In the case of heel recovery, there may be a trend for great accelerators to use LHR to some degree. Exceptional power may be what makes this work. They are moving a longer lever, but it does not slow them down like it does a low level athlete. This allows them to gain more momentum from each push without much sacrifice of quickness. This does not mean all athletes can use LHR successfully.

Even in the case of an elite accelerator, do not forget the simple physics. In acceleration, velocity is gained with each push. That means ground contact time should decrease on each push. That means the leg swing needs to get quicker on each push. That means the lever (swing leg) needs to shorten as you accelerate. It makes no sense to keep the feet within an inch of the ground for several steps. Stop over-doing low heel recovery!
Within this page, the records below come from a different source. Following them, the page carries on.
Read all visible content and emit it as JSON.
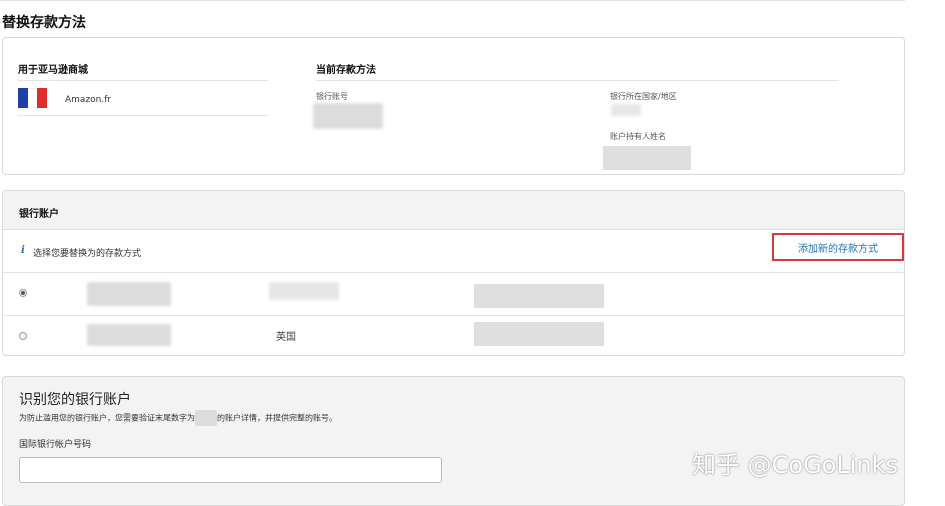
{
  "page": {
    "title": "替换存款方法"
  },
  "marketplace": {
    "header": "用于亚马逊商城",
    "name": "Amazon.fr",
    "flag_colors": [
      "#1f3fa8",
      "#ffffff",
      "#e02b2b"
    ]
  },
  "current_method": {
    "header": "当前存款方法",
    "account_label": "银行账号",
    "country_label": "银行所在国家/地区",
    "holder_label": "账户持有人姓名"
  },
  "bank_accounts": {
    "title": "银行账户",
    "info_icon": "i",
    "info_text": "选择您要替换为的存款方式",
    "add_button": "添加新的存款方式",
    "rows": [
      {
        "selected": true,
        "country": ""
      },
      {
        "selected": false,
        "country": "英国"
      }
    ]
  },
  "verify": {
    "title": "识别您的银行账户",
    "desc_before": "为防止滥用您的银行账户，您需要验证末尾数字为",
    "desc_after": "的账户详情，并提供完整的账号。",
    "iban_label": "国际银行帐户号码",
    "iban_value": "",
    "iban_placeholder": ""
  },
  "watermark": {
    "text": "知乎 @CoGoLinks"
  },
  "colors": {
    "accent_link": "#1f6fb5",
    "highlight_border": "#d43a3a"
  }
}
Christian Coleman shows an example of what realistic LHR might look like in an elite sprinter.
  • 1st push from blocks: medium heel recovery. Because of the quickness of the push from the blocks, there is usually less time to swing the leg during this first push than on the next one. Thus the leg swing must be quicker, so heel recovery is higher.
  • 2nd push: toe drag. Coleman is the type of athlete that can use extreme LHR effectively.
  • 3rd push: foot is already starting to come up.
  • 4th push: little higher.
  • 5th push: high heel recovery already.

The next video compares a natural sprint start to what it looks like when people mess things up with LHR. (Example 1) Most people would probably identify the first example as a bad start on video, but I still regularly see people practicing like this. (Example 2) What’s funny is I was trying to be really quick for this example, but my stride rate was actually slightly lower than on my natural start because the contact time was significantly longer. Plus the strides are shorter. This may not look awful live, but it’s bad technique. (Example 3) Natural sprint start checks the boxes (extension, backward foot action, contact under hip, not excessive air time).


To sum things up, I believe LHR is often over-coached and over-done. Many athletes should not be using it at all. Those that can use it should be doing a much more conservative version than the extreme LHR that I often see. And they should be doing it without thinking about it. Personally when I coach I hope to never need to mention heel recovery. It might be something I explore with an athlete only if the components of a good start are not showing up through simple practice. I am not alone in this belief. Consider the statement below from Chidi Enyia, a sprints and hurdles coach of professional track athletes at Altis.